Should the water, and to diminish the ar- it not therefore be the policy of our moured protection of the guns. If naval administration to expend a the
guns should be disabled, the ram larger proportion of the ample recould still be relied upon, provided sources at their disposal in so multithe vitals of the ship remained intact. plying their means of attack, that no :- The most recent experiences with the hostile fleet will venture to expose ram and the torpedo point distinctly itself to inevitable destruction by to the importance of numbers, to the engaging a British squadron? unwisdom of placing too many eggs in At the present moment the conone basket, and to the expediency of troversy as to the stability of the distributing the inevitable risks of Inflexible has aroused a painful feelnaval warfare, by sending forth fleets, ing of anxiety. The Government have not only strong in the power of the been well advised in appointing a comindividual ships of which they are mittee of inquiry, composed of men composed, but strong in regard to num- eminent for their scientific attainbers. To this view Mr. Reed himself ments, and holding independent prohas given his sanction in a recent fessional positions.
Neither Parliadebate in Parliament, when he said ment nor the country would have been that the increased efficiency of the tor- satisfied with an expression of conpedo made smaller vessels desirable. It fidence, emanating from Whitehall, is most unwise to spend all the money and unsupported by other professional devoted to the construction of vessels testimony. The controversy which for the line of battle in building ships has been raised is unprecedented in of the Inflexible or Agamemnon type. its character.
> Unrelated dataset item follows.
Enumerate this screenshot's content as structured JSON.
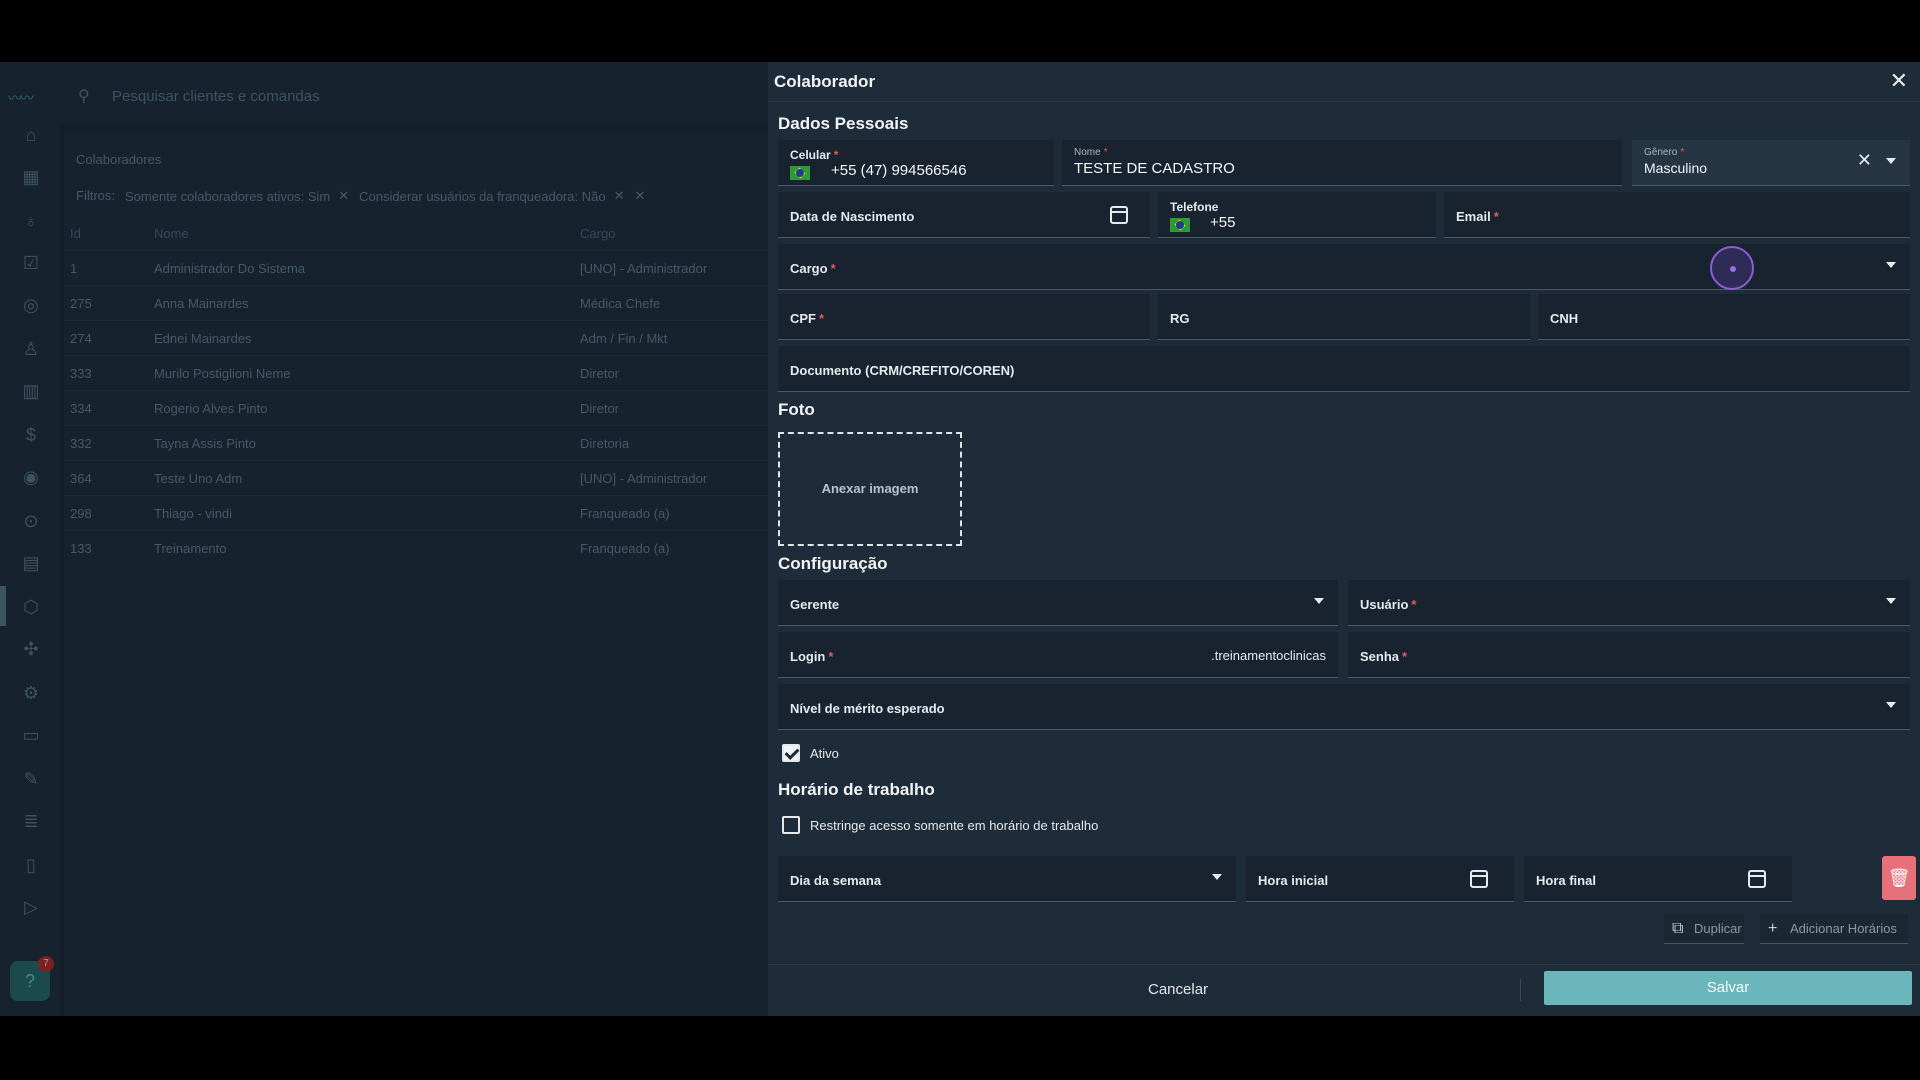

A difference of opinion Let us appropriate one-third or one- has been expressed between two half from the vote for armoured ships authorities of exactly equal rank. to vessels, let us say, not exceeding the one has been, and other is, the from 2,000 to 3,000 tons. With these Chief Constructor of the Navy. They restricted dimensions we cannot have differ on a question of fact, which all the qualities which it has been can only be exhaustively investigated attempted to combine in the Inflexible, and decided by men of competent but we can have vessels formidable scientific attainments. It was merely either with the gun, the ram, or the throwing dust in the eyes of members torpedo; and, in proportion as we add of Parliament unskilled in the science to the number of our ships by re- of naval architecture to invite them ducing the dimensions of individual to inspect a model, which might or vessels, so the loss to a fleet of any might not be an exact model, and to single ship, disabled or destroyed in observe the behaviour of that model action, will be less disastrous.
in a trough, under conditions, which The administration of the navy might or might not represent the must never be degraded into a party conditions to which the ship would be or personal question. We are all exposed in action, or in navigating the united in one common object—that of creating and maintaining a powerful An objection may be entertained in navy. The supplies necessary for such some quarters to the appointment of a & purpose will always be cheerfully committee or a commission, to consider granted. The question we have to the designs of our ships of war. It